• **Required action**: Where a picture appears, skip it; print everything else in the records exactly as it stands.

═════ Study material ═════

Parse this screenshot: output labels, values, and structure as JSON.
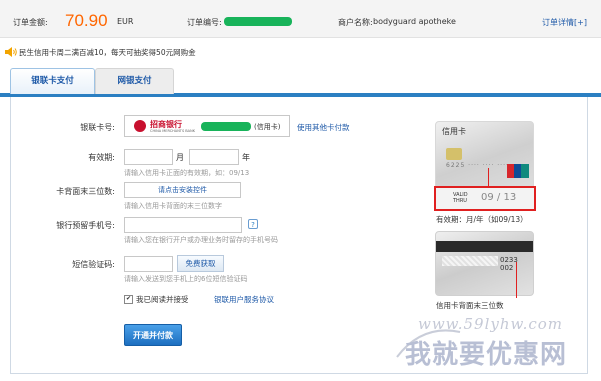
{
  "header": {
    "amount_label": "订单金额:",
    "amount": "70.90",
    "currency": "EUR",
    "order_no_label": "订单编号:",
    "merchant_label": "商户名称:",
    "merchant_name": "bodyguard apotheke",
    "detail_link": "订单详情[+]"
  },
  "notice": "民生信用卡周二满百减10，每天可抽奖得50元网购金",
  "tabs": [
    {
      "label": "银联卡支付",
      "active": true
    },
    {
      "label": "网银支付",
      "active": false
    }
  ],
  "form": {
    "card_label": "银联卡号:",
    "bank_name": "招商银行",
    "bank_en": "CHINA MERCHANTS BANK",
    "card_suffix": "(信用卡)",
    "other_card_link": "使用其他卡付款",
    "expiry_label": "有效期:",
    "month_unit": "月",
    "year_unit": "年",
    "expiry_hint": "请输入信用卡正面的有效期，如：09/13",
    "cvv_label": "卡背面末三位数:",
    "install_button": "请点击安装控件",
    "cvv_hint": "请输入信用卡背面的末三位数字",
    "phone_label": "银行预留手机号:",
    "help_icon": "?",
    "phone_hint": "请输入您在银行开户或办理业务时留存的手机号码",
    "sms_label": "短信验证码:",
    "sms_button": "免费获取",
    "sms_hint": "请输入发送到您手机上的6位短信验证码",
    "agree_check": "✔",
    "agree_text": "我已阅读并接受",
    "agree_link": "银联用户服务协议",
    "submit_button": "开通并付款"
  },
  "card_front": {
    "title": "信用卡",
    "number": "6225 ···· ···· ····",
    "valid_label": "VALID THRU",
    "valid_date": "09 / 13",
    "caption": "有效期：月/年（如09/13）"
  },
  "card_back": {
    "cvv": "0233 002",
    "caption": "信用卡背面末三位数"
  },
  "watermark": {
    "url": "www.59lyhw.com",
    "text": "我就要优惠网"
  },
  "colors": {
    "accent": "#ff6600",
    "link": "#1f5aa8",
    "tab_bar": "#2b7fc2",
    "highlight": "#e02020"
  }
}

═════

• **Expected answer**:
Parse this screenshot: output labels, values, and structure as JSON.
{
  "header": {
    "amount_label": "订单金额:",
    "amount": "70.90",
    "currency": "EUR",
    "order_no_label": "订单编号:",
    "merchant_label": "商户名称:",
    "merchant_name": "bodyguard apotheke",
    "detail_link": "订单详情[+]"
  },
  "notice": "民生信用卡周二满百减10，每天可抽奖得50元网购金",
  "tabs": [
    {
      "label": "银联卡支付",
      "active": true
    },
    {
      "label": "网银支付",
      "active": false
    }
  ],
  "form": {
    "card_label": "银联卡号:",
    "bank_name": "招商银行",
    "bank_en": "CHINA MERCHANTS BANK",
    "card_suffix": "(信用卡)",
    "other_card_link": "使用其他卡付款",
    "expiry_label": "有效期:",
    "month_unit": "月",
    "year_unit": "年",
    "expiry_hint": "请输入信用卡正面的有效期，如：09/13",
    "cvv_label": "卡背面末三位数:",
    "install_button": "请点击安装控件",
    "cvv_hint": "请输入信用卡背面的末三位数字",
    "phone_label": "银行预留手机号:",
    "help_icon": "?",
    "phone_hint": "请输入您在银行开户或办理业务时留存的手机号码",
    "sms_label": "短信验证码:",
    "sms_button": "免费获取",
    "sms_hint": "请输入发送到您手机上的6位短信验证码",
    "agree_check": "✔",
    "agree_text": "我已阅读并接受",
    "agree_link": "银联用户服务协议",
    "submit_button": "开通并付款"
  },
  "card_front": {
    "title": "信用卡",
    "number": "6225 ···· ···· ····",
    "valid_label": "VALID THRU",
    "valid_date": "09 / 13",
    "caption": "有效期：月/年（如09/13）"
  },
  "card_back": {
    "cvv": "0233 002",
    "caption": "信用卡背面末三位数"
  },
  "watermark": {
    "url": "www.59lyhw.com",
    "text": "我就要优惠网"
  },
  "colors": {
    "accent": "#ff6600",
    "link": "#1f5aa8",
    "tab_bar": "#2b7fc2",
    "highlight": "#e02020"
  }
}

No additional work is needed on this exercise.